How good was YOUR gaydar at 14? Huh?

How good was YOUR gaydar at 14? Huh?

Unlike Arya, Sansa’s grief for her father does not transmute into rage. Arya’s response is consistent with her character—always presented as ‘wilder’ than her siblings, more apt to answer with her heart than with her head. Sansa, on the other hand, at first becomes rather suicidal, but then later, when offered hope in the form of her brother’s rebellion and then the Tyrells, she regains a little of her former optimism. Her trusting nature is both her greatest weapon and her weakness. It opens her up to all sorts of manipulation, but it also wins her the rather twisted but very useful regard of Sandor Clegane.  Now, I think, based on all that she’s gone through, she wears her naivete chiefly as a mask. Sansa will continue to be underestimated, but that is all to the good in the game of thrones.

There are very few idealistic characters in Martin’s series, and the ones we see are very often read as stupid. For instance, there’s Dany, who sits around in A Dance of Dragons trying to rule a city that’s not ‘home’, that will never be home to her the way Westeros or the ‘house with the red door’ is. I’m not the only reader who had a problem with Dany in Book 5, wanting her to just get on with her quest to invade Westeros. She tries so hard, so very hard to build her ideal city on the dust of Meereen’s bloodstained bricks, and what does she achieve? She loses her dragons and, Martin would have us believe, her very ‘self’. At the close she regains it, with the memory of her house’s words: Fire and Blood.

Sansa and Theon, I think, are the only other characters who go through this loss of identity^, of rootedness. Sansa loses hers early on, when Lady is killed.
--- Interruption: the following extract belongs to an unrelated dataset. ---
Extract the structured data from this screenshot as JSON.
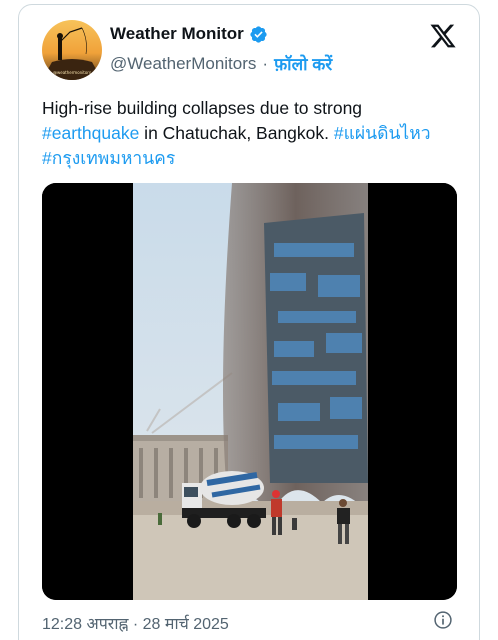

With the death of the direwolf, she loses her emblematic connection to the north, and hence her absorption into the intrigues of King’s Landing seems all the more inevitable*. In the TV show A Game of Thrones, Ned remarks that Sansa has started looking like a real southron lady, her hairstyles and her clothes mimicking the fashions of the court. Sansa is eager to shed the north, and in her desire to stay among her new ‘friends’ she makes perhaps the greatest mistake of her life. The rest of the books, thus far, have seen her steadily losing her glamorous illusions about the south and wanting, more than anything, to go ‘home’.

It’s easy to dismiss Sansa, to dislike her and read her apparent quietude as ‘insipidity’. She reminds me, in some ways, of Jane Seymour in Hilary Mantel’s Bring up the Bodies—seemingly stupid and obtuse to the dangers around her, but delivering, at certain junctures, sharp barbs that pierce right through armour. For instance, who can forget this wonderful moment in Season 2 of the show (A Clash of Kings if you’re going by the books) when, with a few well chosen words, Sansa plants the idea of rushing into the thick of the fray in Joffrey’s head? ‘They say my brother Robb always goes where the fighting’s thickest,’ she says, all innocent eyes and cool composure. Of course it drives Joffrey wild.
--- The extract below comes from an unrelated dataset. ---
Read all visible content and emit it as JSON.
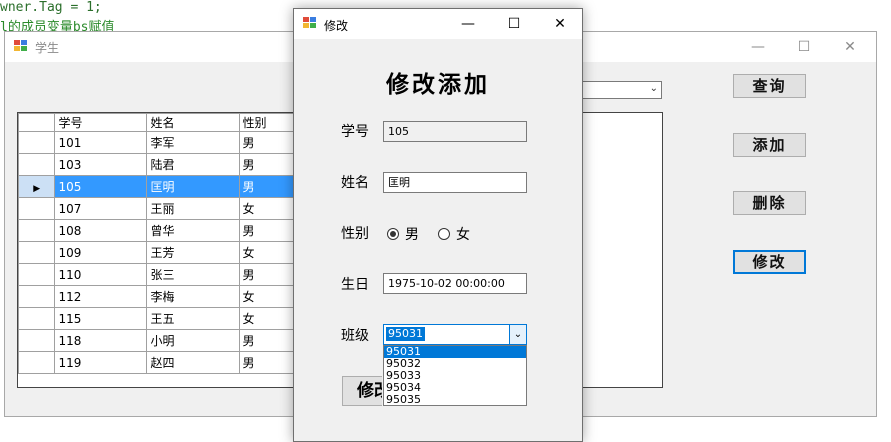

That is not the mark of a stupid or insipid person.

And so, Sansa Stark, I raise a toast to you. You bring to life the tricks and traps of adolescence, of being quijotically in love with fiction and fairy tales. You pass through nightmarish trials, but you somehow have the stability of mind to hold on, not lose yourself to rage and despair. In that hope-starved universe of power-crazed and desperate people, I don’t know many who would be able to boast the same.

Salut!

*I wonder, really, how the direwolves would have survived in court. Martin solved that problem for himself by killing them off/removing them early.

^I will hopefully talk more about this in another post, some other day. Stay tuned.